Your Flavorwire has made no secret, over the past couple of years, that we’re not exactly charter members in the 3D Fan Club. Most of the time, we’ve argued, it’s a gimmick—an irritating distraction that muddies up the frame, darkens the image, and gives you a headache, yet allows theaters to charge you a couple more bucks a ticket. And over the past few months, it’s started to seem that audiences agree; revenues from 3D movies dropped 20 percent between 2010 and 2011, and when the Clash of the Titans sequel Wrath of the Titans failed to deliver big box office last weekend (its $35 million opening weekend was far short of its predecessor’s $61 million), many commentators blamed lingering resentment over the original film’s shoddy, retro-fitted 3D presentation. (Of course, this week’s release of Titanic 3D may very well throw all of these arguments into the toilet — nobody gets people to pony up for for the glasses like Mr. Cameron.)
The unfortunate thing, if we may be just a touch contrarian, is that just as audiences are beginning to (slowly) back away from 3D, it’s starting to get into the hands of filmmakers who are actually doing interesting things with it, rather than merely slap in a few “look out!” gags and call it a day. And to clarify the position: it’s not that 3D can never work — just that it’s not a catch-all solution, and is more often than not ill-used. After the jump, we’ve collected ten films (in chronological order) from 3D’s 50-plus year history that were actually good films—and that put the technology to worthwhile use.
House of Wax

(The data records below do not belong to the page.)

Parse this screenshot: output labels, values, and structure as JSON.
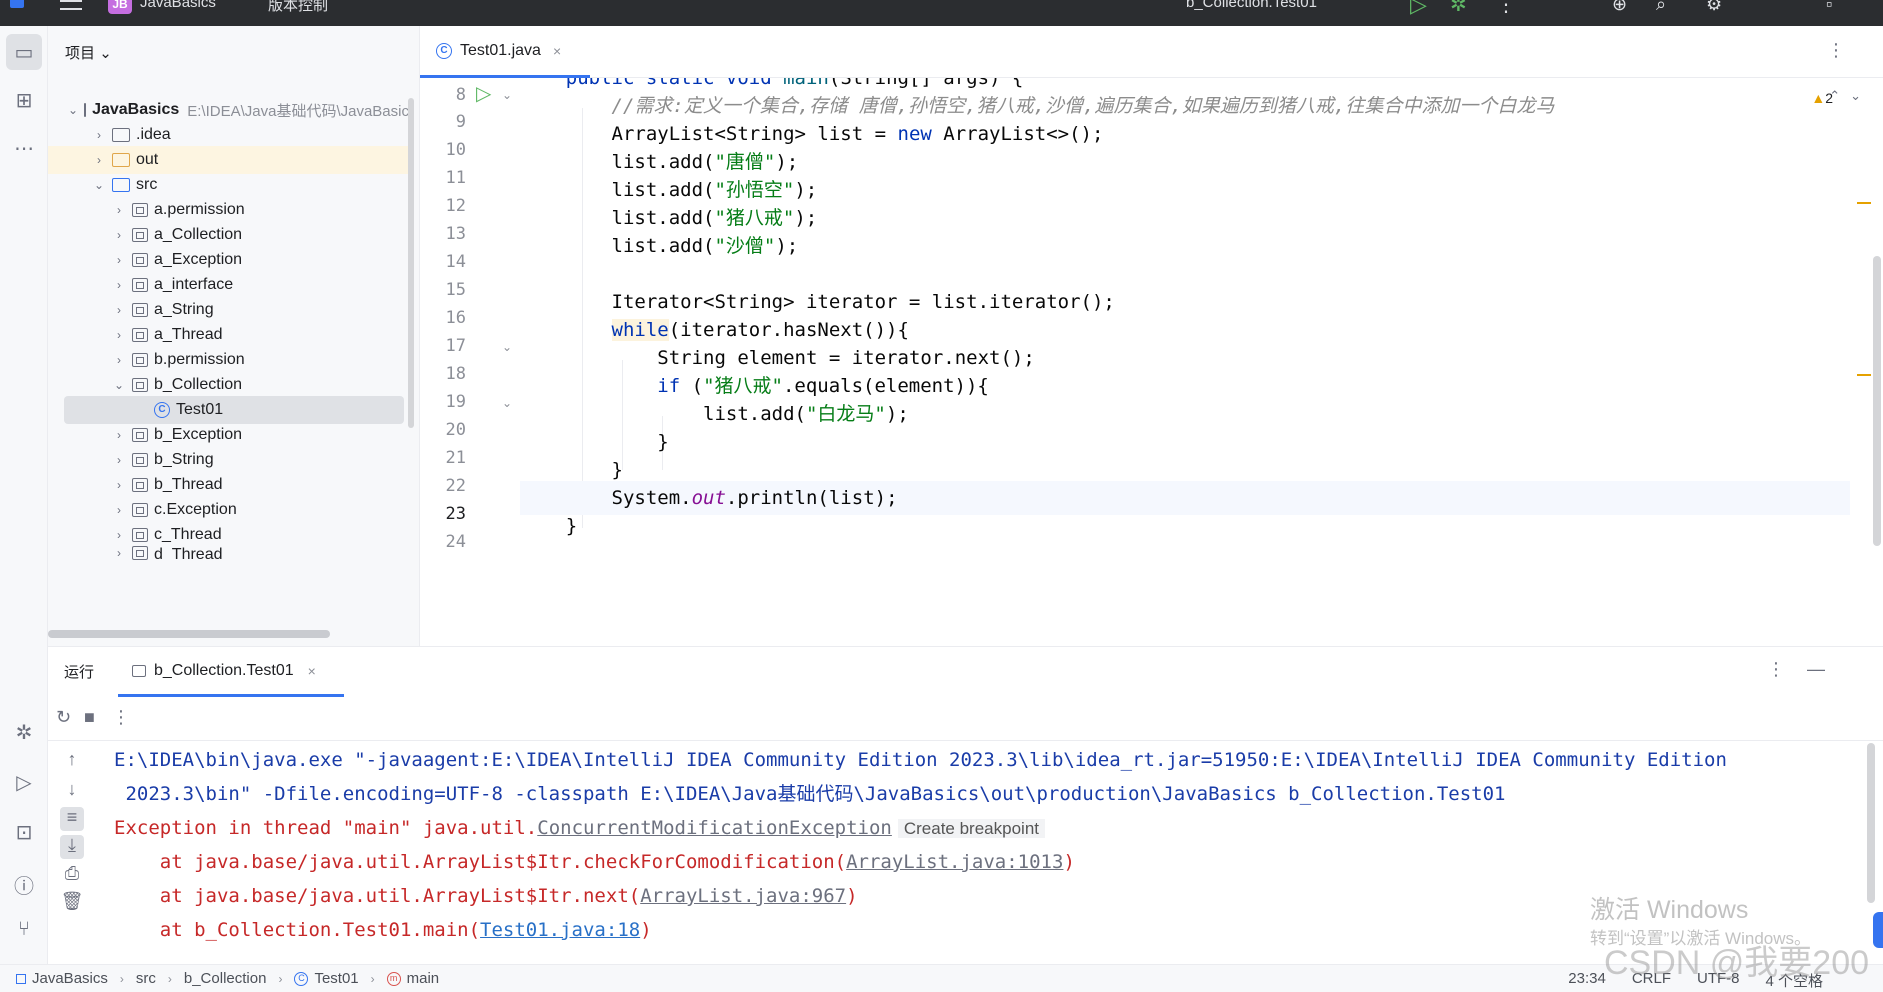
{
  "titlebar": {
    "project_badge": "JB",
    "project_name": "JavaBasics",
    "vcs_label": "版本控制",
    "run_config": "b_Collection.Test01"
  },
  "project_panel": {
    "header": "项目",
    "root_name": "JavaBasics",
    "root_path": "E:\\IDEA\\Java基础代码\\JavaBasics",
    "items": [
      {
        "label": ".idea"
      },
      {
        "label": "out"
      },
      {
        "label": "src"
      },
      {
        "label": "a.permission"
      },
      {
        "label": "a_Collection"
      },
      {
        "label": "a_Exception"
      },
      {
        "label": "a_interface"
      },
      {
        "label": "a_String"
      },
      {
        "label": "a_Thread"
      },
      {
        "label": "b.permission"
      },
      {
        "label": "b_Collection"
      },
      {
        "label": "Test01"
      },
      {
        "label": "b_Exception"
      },
      {
        "label": "b_String"
      },
      {
        "label": "b_Thread"
      },
      {
        "label": "c.Exception"
      },
      {
        "label": "c_Thread"
      },
      {
        "label": "d_Thread"
      }
    ]
  },
  "editor": {
    "tab_label": "Test01.java",
    "warning_count": "2",
    "line_numbers": [
      "8",
      "9",
      "10",
      "11",
      "12",
      "13",
      "14",
      "15",
      "16",
      "17",
      "18",
      "19",
      "20",
      "21",
      "22",
      "23",
      "24"
    ],
    "code": {
      "l8_a": "public static void ",
      "l8_b": "main",
      "l8_c": "(String[] args) {",
      "l9": "//需求:定义一个集合,存储 唐僧,孙悟空,猪八戒,沙僧,遍历集合,如果遍历到猪八戒,往集合中添加一个白龙马",
      "l10_a": "ArrayList<String> list = ",
      "l10_b": "new",
      "l10_c": " ArrayList<>();",
      "l11_a": "list.add(",
      "l11_s": "\"唐僧\"",
      "l12_s": "\"孙悟空\"",
      "l13_s": "\"猪八戒\"",
      "l14_s": "\"沙僧\"",
      "l_end": ");",
      "l16": "Iterator<String> iterator = list.iterator();",
      "l17_a": "while",
      "l17_b": "(iterator.hasNext()){",
      "l18": "String element = iterator.next();",
      "l19_a": "if",
      "l19_b": " (",
      "l19_s": "\"猪八戒\"",
      "l19_c": ".equals(element)){",
      "l20_s": "\"白龙马\"",
      "brace": "}",
      "l23_a": "System.",
      "l23_b": "out",
      "l23_c": ".println(list);"
    }
  },
  "run_panel": {
    "title": "运行",
    "tab_label": "b_Collection.Test01",
    "console": {
      "cmd1": "E:\\IDEA\\bin\\java.exe \"-javaagent:E:\\IDEA\\IntelliJ IDEA Community Edition 2023.3\\lib\\idea_rt.jar=51950:E:\\IDEA\\IntelliJ IDEA Community Edition",
      "cmd2": " 2023.3\\bin\" -Dfile.encoding=UTF-8 -classpath E:\\IDEA\\Java基础代码\\JavaBasics\\out\\production\\JavaBasics b_Collection.Test01",
      "exc_prefix": "Exception in thread \"main\" java.util.",
      "exc_class": "ConcurrentModificationException",
      "breakpoint_hint": "Create breakpoint",
      "st1_a": "    at java.base/java.util.ArrayList$Itr.checkForComodification(",
      "st1_link": "ArrayList.java:1013",
      "st2_a": "    at java.base/java.util.ArrayList$Itr.next(",
      "st2_link": "ArrayList.java:967",
      "st3_a": "    at b_Collection.Test01.main(",
      "st3_link": "Test01.java:18",
      "close_paren": ")"
    }
  },
  "statusbar": {
    "breadcrumbs": [
      "JavaBasics",
      "src",
      "b_Collection",
      "Test01",
      "main"
    ],
    "time": "23:34",
    "line_sep": "CRLF",
    "encoding": "UTF-8",
    "indent": "4 个空格"
  },
  "watermark": {
    "line1": "激活 Windows",
    "line2": "转到“设置”以激活 Windows。",
    "csdn": "CSDN @我要200"
  },
  "colors": {
    "accent": "#3574f0",
    "keyword": "#0033b3",
    "string": "#067d17",
    "error": "#c62828"
  }
}
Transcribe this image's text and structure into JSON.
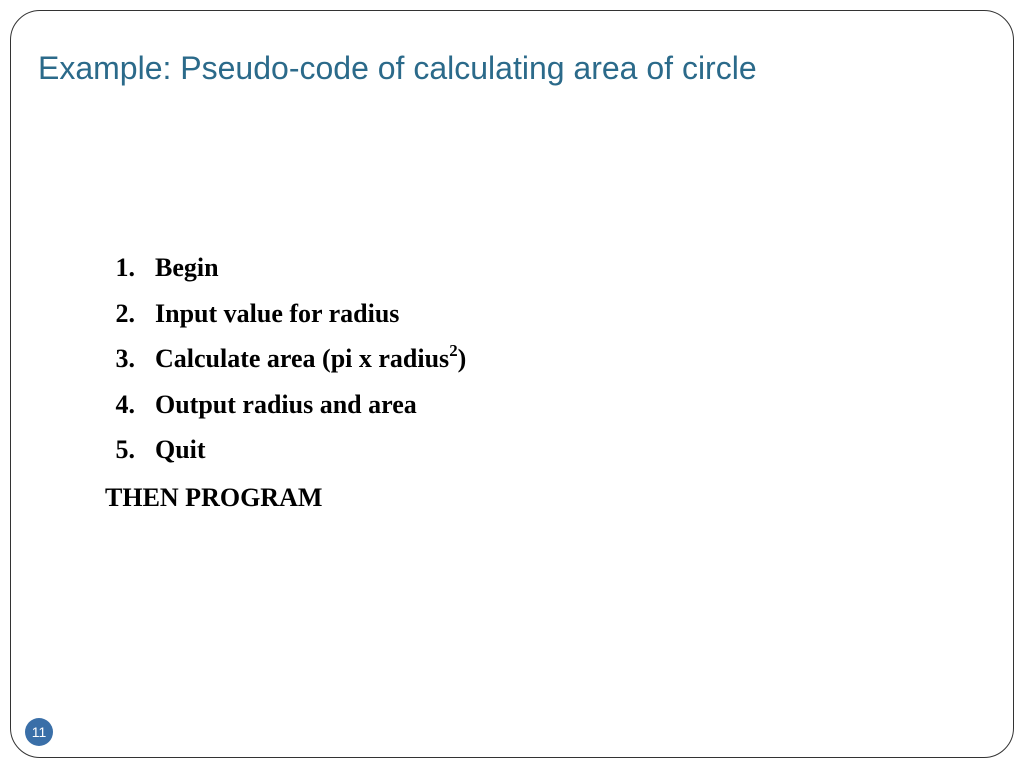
{
  "slide": {
    "title": "Example: Pseudo-code of calculating area of circle",
    "steps": [
      {
        "num": "1.",
        "text": "Begin"
      },
      {
        "num": "2.",
        "text": "Input value for radius"
      },
      {
        "num": "3.",
        "prefix": "Calculate area (pi x radius",
        "sup": "2",
        "suffix": ")"
      },
      {
        "num": "4.",
        "text": "Output radius and area"
      },
      {
        "num": "5.",
        "text": "Quit"
      }
    ],
    "footer": "THEN PROGRAM",
    "page_number": "11"
  }
}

This horror classic with Vincent Price got a fair share of attention last year, when Martin Scorsese pinpointed it in countless interviews (while promoting his 3D debut, Hugo) as his first encounter with 3D; he even included it in his list of 85 films “you need to see to know anything about film” earlier this year. André de Toth’s 1953 film was one of the first big 3D hits, marrying the technology with energetic camerawork. According to Scorsese, this was the advantage of 3D over other ’50s theatrical incentives like CinemaScope, “because in the first use of Cinemascope, it was rather static, but the 3D was not for some reason, particularly in House of Wax.”